Decibel Salutes the Decade’s Top 100
Ah, with December comes those year-end, top 10 lists. Decibel Magazine isn't just offering it's top 10 of '09. The magazine staff compiled its top 100 of the '00s! Seems like just yesterday we were all fearing the Y2K problem! Time flies, doesn't it?
Decibel editor-in-chief Albert Mudrian wasn't so much worried about the online chatter, the 'How could they leave out such-and-such record?" and the general hatin' that would result once the list was published. Mudrian's biggest concern was much deeper! "My greatest fear in assembling Decibel's review of the '00s wasn't so much the debates, arguments and endless message board threads that would ensue upon our list's release into the wild," Mudrian said in his editorial note for the issue.
"My biggest concern was that the extreme music recorded in the'00s couldn't match the power and glory of the ground breaking '80s or even the venerable '90s. Those of you reading this who were born during the Clinton administration, trust me, this is what old people actually worry about. Anyway, looking back on our list of these 100 indispensable recordings of the oughts. I'm not really sure what I was so worried about." The issue is available now at the magazine's Web store.

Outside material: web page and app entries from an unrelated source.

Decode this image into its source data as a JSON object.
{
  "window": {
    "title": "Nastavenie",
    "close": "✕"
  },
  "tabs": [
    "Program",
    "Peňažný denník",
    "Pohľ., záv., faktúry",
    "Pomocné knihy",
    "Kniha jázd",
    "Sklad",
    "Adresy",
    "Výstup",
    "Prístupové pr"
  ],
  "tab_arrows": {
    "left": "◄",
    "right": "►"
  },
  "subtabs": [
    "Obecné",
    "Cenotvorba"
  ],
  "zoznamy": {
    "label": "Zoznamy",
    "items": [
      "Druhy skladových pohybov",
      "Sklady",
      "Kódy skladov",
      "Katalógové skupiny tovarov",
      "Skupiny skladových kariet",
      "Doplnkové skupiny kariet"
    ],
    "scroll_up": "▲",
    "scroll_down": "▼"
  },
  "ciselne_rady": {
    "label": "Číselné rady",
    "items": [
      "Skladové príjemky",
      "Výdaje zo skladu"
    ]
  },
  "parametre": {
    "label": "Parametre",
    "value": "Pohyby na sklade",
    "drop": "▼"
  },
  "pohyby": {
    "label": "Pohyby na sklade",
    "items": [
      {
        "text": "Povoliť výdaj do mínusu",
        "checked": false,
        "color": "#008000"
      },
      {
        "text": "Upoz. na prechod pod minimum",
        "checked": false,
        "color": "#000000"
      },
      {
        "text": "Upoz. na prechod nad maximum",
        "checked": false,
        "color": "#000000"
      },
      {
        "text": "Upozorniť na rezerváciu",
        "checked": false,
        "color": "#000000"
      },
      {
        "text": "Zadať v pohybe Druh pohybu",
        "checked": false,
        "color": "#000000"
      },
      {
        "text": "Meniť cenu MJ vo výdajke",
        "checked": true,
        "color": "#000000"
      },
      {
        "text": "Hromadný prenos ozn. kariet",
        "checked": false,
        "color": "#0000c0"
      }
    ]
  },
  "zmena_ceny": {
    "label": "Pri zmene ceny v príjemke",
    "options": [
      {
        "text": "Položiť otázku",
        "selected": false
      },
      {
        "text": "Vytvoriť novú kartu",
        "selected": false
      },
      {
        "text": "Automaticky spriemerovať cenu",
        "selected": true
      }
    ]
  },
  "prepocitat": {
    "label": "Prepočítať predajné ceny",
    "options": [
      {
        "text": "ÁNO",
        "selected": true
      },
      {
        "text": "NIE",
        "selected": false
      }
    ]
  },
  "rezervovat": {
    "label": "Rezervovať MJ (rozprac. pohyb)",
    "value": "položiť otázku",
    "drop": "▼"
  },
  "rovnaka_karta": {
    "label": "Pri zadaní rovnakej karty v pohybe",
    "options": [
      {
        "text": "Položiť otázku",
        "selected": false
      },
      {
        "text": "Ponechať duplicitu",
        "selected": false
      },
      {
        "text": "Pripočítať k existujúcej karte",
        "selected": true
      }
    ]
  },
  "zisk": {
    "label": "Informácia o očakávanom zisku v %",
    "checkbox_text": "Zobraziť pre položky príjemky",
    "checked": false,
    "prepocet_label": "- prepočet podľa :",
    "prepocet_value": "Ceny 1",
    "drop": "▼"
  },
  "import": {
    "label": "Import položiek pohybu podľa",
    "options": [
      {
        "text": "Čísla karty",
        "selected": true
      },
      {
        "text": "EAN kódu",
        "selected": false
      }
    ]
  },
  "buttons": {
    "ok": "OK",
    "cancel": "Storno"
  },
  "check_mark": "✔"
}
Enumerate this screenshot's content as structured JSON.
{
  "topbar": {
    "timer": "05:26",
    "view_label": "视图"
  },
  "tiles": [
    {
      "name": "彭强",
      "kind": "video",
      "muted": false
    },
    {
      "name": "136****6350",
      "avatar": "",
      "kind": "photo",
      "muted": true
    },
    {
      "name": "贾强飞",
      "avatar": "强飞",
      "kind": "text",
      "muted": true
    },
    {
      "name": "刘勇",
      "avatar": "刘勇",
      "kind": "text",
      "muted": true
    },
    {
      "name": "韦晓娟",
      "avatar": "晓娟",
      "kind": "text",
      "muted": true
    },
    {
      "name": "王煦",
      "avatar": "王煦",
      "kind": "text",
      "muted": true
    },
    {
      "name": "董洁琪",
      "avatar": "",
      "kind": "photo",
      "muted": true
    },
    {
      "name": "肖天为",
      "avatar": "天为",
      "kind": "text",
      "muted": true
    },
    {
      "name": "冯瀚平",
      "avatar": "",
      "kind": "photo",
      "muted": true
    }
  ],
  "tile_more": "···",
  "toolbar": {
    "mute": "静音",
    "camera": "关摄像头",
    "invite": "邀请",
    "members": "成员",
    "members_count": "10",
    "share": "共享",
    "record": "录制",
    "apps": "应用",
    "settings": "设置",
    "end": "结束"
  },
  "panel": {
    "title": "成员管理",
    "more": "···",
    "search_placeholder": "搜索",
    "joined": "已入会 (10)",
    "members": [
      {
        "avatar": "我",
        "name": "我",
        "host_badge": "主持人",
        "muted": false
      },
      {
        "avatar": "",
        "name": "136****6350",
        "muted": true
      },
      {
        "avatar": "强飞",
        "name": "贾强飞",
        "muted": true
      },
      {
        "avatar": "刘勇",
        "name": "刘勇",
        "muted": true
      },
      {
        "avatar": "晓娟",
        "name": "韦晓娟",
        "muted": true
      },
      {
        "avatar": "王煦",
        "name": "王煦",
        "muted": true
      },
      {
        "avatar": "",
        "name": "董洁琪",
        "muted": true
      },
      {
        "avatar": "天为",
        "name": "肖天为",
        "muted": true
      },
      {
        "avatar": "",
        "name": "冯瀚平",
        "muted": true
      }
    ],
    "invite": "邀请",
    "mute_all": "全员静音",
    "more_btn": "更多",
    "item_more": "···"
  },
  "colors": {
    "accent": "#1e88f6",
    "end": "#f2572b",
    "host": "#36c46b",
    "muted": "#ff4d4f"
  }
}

Now that the issue is done and completed, the editor isn't too too worried about how it will be received. "Well, the thing about lists is that they are partly designed to spark debate," Mudrian told Noisecreep. "So, I certainly don't expect all metal fans to agree with our list. S---, I don't even expect all metal fans to agree that all the records on the list are even metal records! That said, more than anything, I feel like the list serves as an accurate snapshot of everything that really mattered in metal, and on the periphery of metal, in some cases, over the past 10 years."
There weren't knock down, drag outs over the inclusion or exclusion of albums, either! "I actually didn't let our staff of freelance writers view each other's lists-that could have been extremely embarrassing for a number of folks," Mudrian said. "So, most of the debates occurred between me and Decibel's Managing Editor Andrew Bonazelli, who strongly protested the inclusion of System of a Down's 'Toxicity,' in additional to several other records, on the list. But since we ranked one of his personal favorites, Taint's 'The Ruin of Nová Roma,' just ahead of 'Toxicity,' I think he's managed to get over it."